Even so, our estimates suggest that total annual retrofit costs, just to households, would run from $4.5 billion to $6.3 billion. Cumulatively to 2050, this is $140-$200 billion, Canada-wide.

These are big numbers and of course individual Canadians will bear them, whether directly or indirectly via government subsidy. High housing costs are already a burden for many people. And the construction industry labour force, which is already straining to build new homes to address Canada’s housing shortage, is the same labour force that will be needed for all the retrofits.

To point out the high costs of trying to achieve Net Zero is not to argue Canadians should not be concerned about climate change or support reducing GHG emissions. It is to say, however, that we need lower-cost ways of reducing emissions at a sustainable pace and with technology proven to work.

Such options exist already. One study showed that, when combined with smart controls, “dual-fuel” hybrid systems that pair traditional natural gas furnaces with heat pumps can reduce emissions by up to two-thirds, at an extra cost of less than $3,000 compared to a conventional system. The Ontario government has noticed: it just announced a pilot program, working with Enbridge, to incentivize heat pump installation paired with smart controls, potentially saving homeowners up to $80 per year while reducing emissions by up to 30 per cent.

Electric utilities and regulators can help with policies that give consumers confidence future electricity prices won’t jump dramatically, erasing incentives to switch. At the same time, governments can work with industry players to standardize efficiency measures in building codes and help keep sustainability requirements affordable. They can also undertake technical research and development to make sure lower-emitting solutions work in the Canadian climate.

Government’s emission goals should be driven by transparent and detailed modeling that shows: how proposed policies can achieve emissions reductions; what these reductions will cost; and the trade-offs that will have to be made in implementing them. So far, the federal government has provided nothing of the sort.

There are ways to reduce residential emissions, and we should do that.

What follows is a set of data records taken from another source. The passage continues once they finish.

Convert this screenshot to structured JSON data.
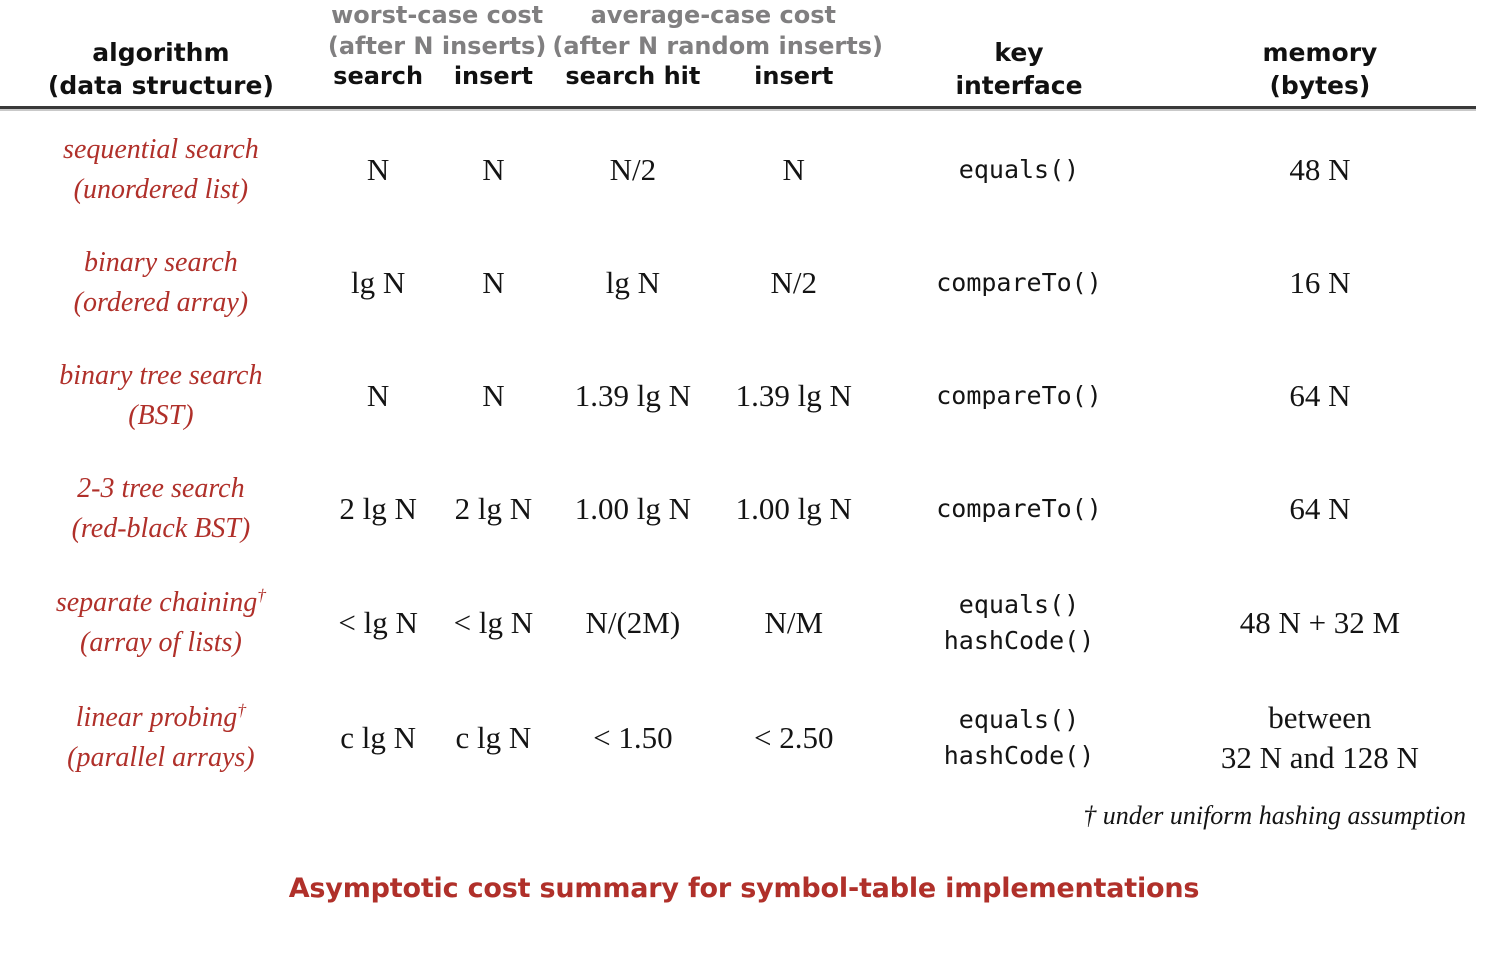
{
  "table": {
    "columns": {
      "algorithm": {
        "line1": "algorithm",
        "line2": "(data structure)"
      },
      "worst_case": {
        "title": "worst-case cost",
        "subtitle": "(after N inserts)"
      },
      "average_case": {
        "title": "average-case cost",
        "subtitle": "(after N random inserts)"
      },
      "worst_search": "search",
      "worst_insert": "insert",
      "avg_search_hit": "search hit",
      "avg_insert": "insert",
      "key_interface": {
        "line1": "key",
        "line2": "interface"
      },
      "memory": {
        "line1": "memory",
        "line2": "(bytes)"
      }
    },
    "rows": [
      {
        "algorithm": "sequential search",
        "structure": "(unordered list)",
        "dagger": "",
        "worst_search": "N",
        "worst_search_italic": "N",
        "worst_insert": "N",
        "avg_search_hit": "N/2",
        "avg_insert": "N",
        "key_interface_1": "equals()",
        "key_interface_2": "",
        "memory_1": "48 N",
        "memory_2": ""
      },
      {
        "algorithm": "binary search",
        "structure": "(ordered array)",
        "dagger": "",
        "worst_search": "lg N",
        "worst_insert": "N",
        "avg_search_hit": "lg N",
        "avg_insert": "N/2",
        "key_interface_1": "compareTo()",
        "key_interface_2": "",
        "memory_1": "16 N",
        "memory_2": ""
      },
      {
        "algorithm": "binary tree search",
        "structure": "(BST)",
        "dagger": "",
        "worst_search": "N",
        "worst_insert": "N",
        "avg_search_hit": "1.39 lg N",
        "avg_insert": "1.39 lg N",
        "key_interface_1": "compareTo()",
        "key_interface_2": "",
        "memory_1": "64 N",
        "memory_2": ""
      },
      {
        "algorithm": "2-3 tree search",
        "structure": "(red-black BST)",
        "dagger": "",
        "worst_search": "2 lg N",
        "worst_insert": "2 lg N",
        "avg_search_hit": "1.00 lg N",
        "avg_insert": "1.00 lg N",
        "key_interface_1": "compareTo()",
        "key_interface_2": "",
        "memory_1": "64 N",
        "memory_2": ""
      },
      {
        "algorithm": "separate chaining",
        "structure": "(array of lists)",
        "dagger": "†",
        "worst_search": "< lg N",
        "worst_insert": "< lg N",
        "avg_search_hit": "N/(2M)",
        "avg_insert": "N/M",
        "key_interface_1": "equals()",
        "key_interface_2": "hashCode()",
        "memory_1": "48 N + 32 M",
        "memory_2": ""
      },
      {
        "algorithm": "linear probing",
        "structure": "(parallel arrays)",
        "dagger": "†",
        "worst_search": "c lg N",
        "worst_insert": "c lg N",
        "avg_search_hit": "< 1.50",
        "avg_insert": "< 2.50",
        "key_interface_1": "equals()",
        "key_interface_2": "hashCode()",
        "memory_1": "between",
        "memory_2": "32 N and 128 N"
      }
    ]
  },
  "footnote": "† under uniform hashing assumption",
  "caption": "Asymptotic cost summary for symbol-table implementations",
  "colors": {
    "accent_red": "#b0302a",
    "header_gray": "#807f80",
    "text_black": "#141414",
    "rule": "#3a3a3a"
  }
}
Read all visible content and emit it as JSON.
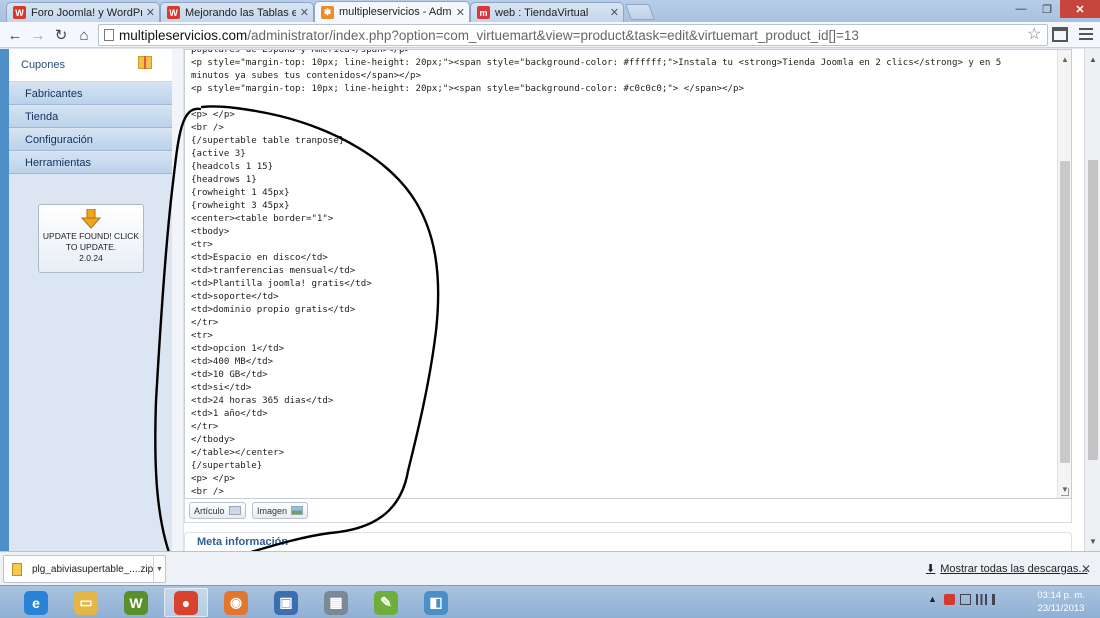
{
  "browser": {
    "tabs": [
      {
        "title": "Foro Joomla! y WordPress",
        "icon": "wordpress-favicon",
        "icon_letter": "W",
        "color": "#d9392c",
        "active": false
      },
      {
        "title": "Mejorando las Tablas en a",
        "icon": "wordpress-favicon",
        "icon_letter": "W",
        "color": "#d9392c",
        "active": false
      },
      {
        "title": "multipleservicios - Admin",
        "icon": "joomla-favicon",
        "icon_letter": "✱",
        "color": "#f08a24",
        "active": true
      },
      {
        "title": "web : TiendaVirtual",
        "icon": "m-favicon",
        "icon_letter": "m",
        "color": "#d63a3a",
        "active": false
      }
    ],
    "address": {
      "host": "multipleservicios.com",
      "rest": "/administrator/index.php?option=com_virtuemart&view=product&task=edit&virtuemart_product_id[]=13"
    }
  },
  "sidebar": {
    "coupon_label": "Cupones",
    "items": [
      "Fabricantes",
      "Tienda",
      "Configuración",
      "Herramientas"
    ],
    "update": {
      "line1": "UPDATE FOUND! CLICK",
      "line2": "TO UPDATE.",
      "version": "2.0.24"
    }
  },
  "editor": {
    "lines": [
      "populares de España y América</span></p>",
      "<p style=\"margin-top: 10px; line-height: 20px;\"><span style=\"background-color: #ffffff;\">Instala tu <strong>Tienda Joomla en 2 clics</strong> y en 5",
      "minutos ya subes tus contenidos</span></p>",
      "<p style=\"margin-top: 10px; line-height: 20px;\"><span style=\"background-color: #c0c0c0;\"> </span></p>",
      "",
      "<p> </p>",
      "<br />",
      "{/supertable table tranpose}",
      "{active 3}",
      "{headcols 1 15}",
      "{headrows 1}",
      "{rowheight 1 45px}",
      "{rowheight 3 45px}",
      "<center><table border=\"1\">",
      "<tbody>",
      "<tr>",
      "<td>Espacio en disco</td>",
      "<td>tranferencias mensual</td>",
      "<td>Plantilla joomla! gratis</td>",
      "<td>soporte</td>",
      "<td>dominio propio gratis</td>",
      "</tr>",
      "<tr>",
      "<td>opcion 1</td>",
      "<td>400 MB</td>",
      "<td>10 GB</td>",
      "<td>si</td>",
      "<td>24 horas 365 dias</td>",
      "<td>1 año</td>",
      "</tr>",
      "</tbody>",
      "</table></center>",
      "{/supertable}",
      "<p> </p>",
      "<br />"
    ],
    "buttons": {
      "article": "Artículo",
      "image": "Imagen"
    },
    "meta_title": "Meta información"
  },
  "downloads": {
    "file": "plg_abiviasupertable_....zip",
    "show_all": "Mostrar todas las descargas..."
  },
  "taskbar": {
    "apps": [
      {
        "name": "internet-explorer",
        "letter": "e",
        "color": "#2a83d6"
      },
      {
        "name": "file-explorer",
        "letter": "▭",
        "color": "#e3b646"
      },
      {
        "name": "wamp-server",
        "letter": "W",
        "color": "#5a8f2b"
      },
      {
        "name": "chrome",
        "letter": "●",
        "color": "#d8432f"
      },
      {
        "name": "firefox",
        "letter": "◉",
        "color": "#e2762b"
      },
      {
        "name": "remote-desktop",
        "letter": "▣",
        "color": "#3b6fb0"
      },
      {
        "name": "calculator",
        "letter": "▦",
        "color": "#7b8896"
      },
      {
        "name": "notepad-plus",
        "letter": "✎",
        "color": "#6fae3a"
      },
      {
        "name": "notepad",
        "letter": "◧",
        "color": "#4a8fc9"
      }
    ],
    "time": "03:14 p. m.",
    "date": "23/11/2013"
  }
}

But governments need to be clear about both the cost and likelihood of achieving date-driven outcomes. Policy ought to inform the target dates, not the other way around.

Charles DeLand is Associate Director, Research, at the C.D. Howe Institute.

Published in the Financial Post